(Tuesday, April 6, 2004 -- CropChoice guest commentary) -- I might be one of those misguided environmentalists David Van Tassel refers to in his article titled 'Don't forget energy conservation, local economic sovereignty in rush to tap wind power' ( http://www.cropchoice.com/leadstry.asp?recid=2499 ). I applaud the work The Land Institute does, and so, rather than debate David, I would ask him to consider the following: I own a farm in North Dakota that is currently being rented by a conventional farmer--one who owns land adjacent to that which I own, a former neighbor in other words. However, this farmer is nearing retirement age, which, in my mind, begs the question: What next?

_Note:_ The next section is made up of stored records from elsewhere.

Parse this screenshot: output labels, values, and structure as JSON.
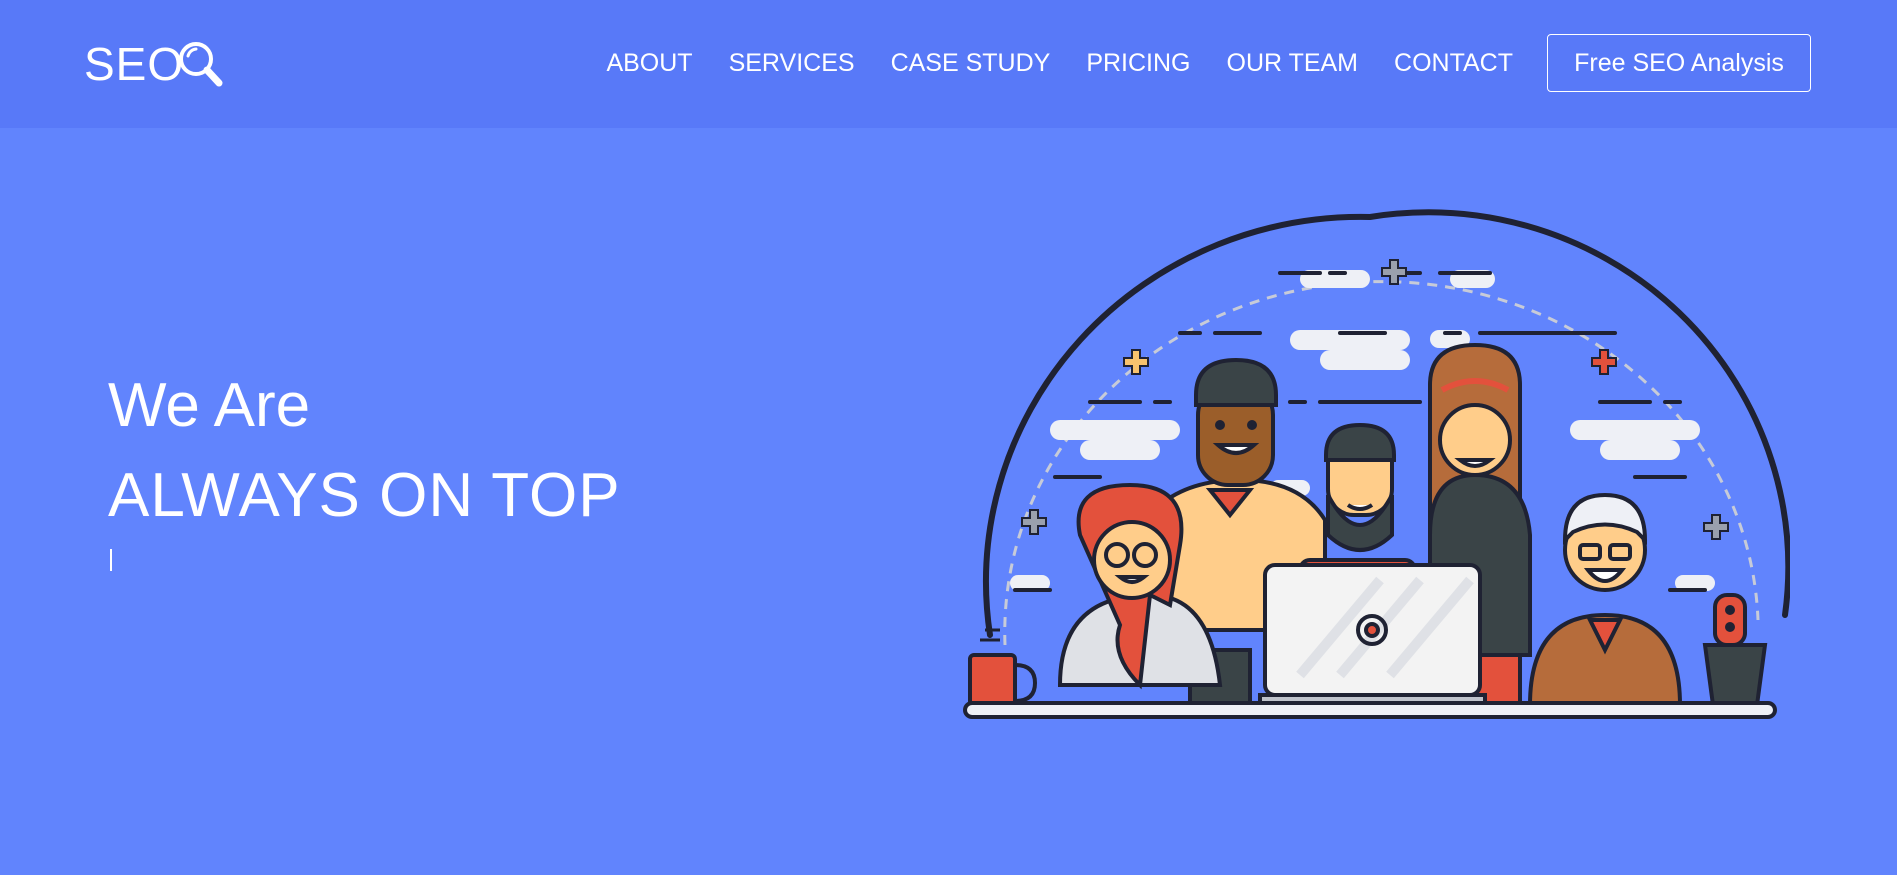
{
  "logo": {
    "text": "SEO",
    "icon": "magnifier-icon"
  },
  "nav": {
    "items": [
      "ABOUT",
      "SERVICES",
      "CASE STUDY",
      "PRICING",
      "OUR TEAM",
      "CONTACT"
    ]
  },
  "cta": {
    "label": "Free SEO Analysis"
  },
  "hero": {
    "line1": "We Are",
    "line2": "ALWAYS ON TOP"
  },
  "colors": {
    "background": "#6184fd",
    "header": "#5879f8",
    "text": "#ffffff"
  }
}
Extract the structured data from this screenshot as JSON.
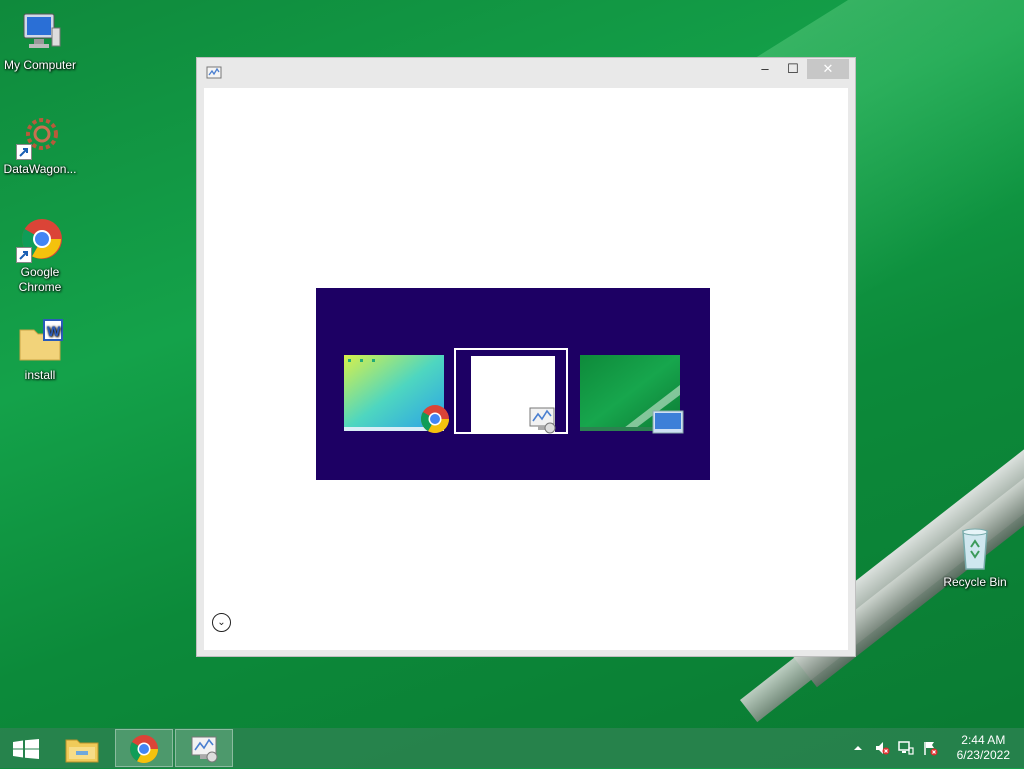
{
  "desktop": {
    "icons": [
      {
        "label": "My Computer"
      },
      {
        "label": "DataWagon..."
      },
      {
        "label": "Google\nChrome"
      },
      {
        "label": "install"
      },
      {
        "label": "Recycle Bin"
      }
    ]
  },
  "window": {
    "controls": {
      "minimize": "–",
      "maximize": "☐",
      "close": "✕"
    },
    "expand_icon": "⌄"
  },
  "taskbar": {
    "clock": {
      "time": "2:44 AM",
      "date": "6/23/2022"
    }
  },
  "colors": {
    "switcher_bg": "#1d0064",
    "taskbar": "#2c8250",
    "accent_green": "#14a24a"
  }
}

With royal payments from a wind energy entity, I would have the cash-flow freedom to convert my farm to native hay, which I and a new, younger renter/partner could sell to farmer/ranchers raising grass-fed livestock. The reason I bring this up is to pose the possibility that there might be many other landowners willing to make a similar conversion if wind energy development was taken to an optimal level, which is far from the case in North Dakota. Perhaps a survey to determine this "conversion potential" is something The Land Institute or another research center could take on.

If survey results show sections of a county or a state where the conversion potential is higher than in other areas/regions, then perhaps wind developers could receive some type of incentive for establishing wind farms there first. In states such as North Dakota, where there really isn't a poor-quality wind site, this concept would work well. Furthermore, doesn't this concept seem to have the makings of a new type of Conservation Reserve Program, one that has more taxpayer benefit than the current program?

Dean Hulse
Fargo, ND

Other articles by Mr. Hulse: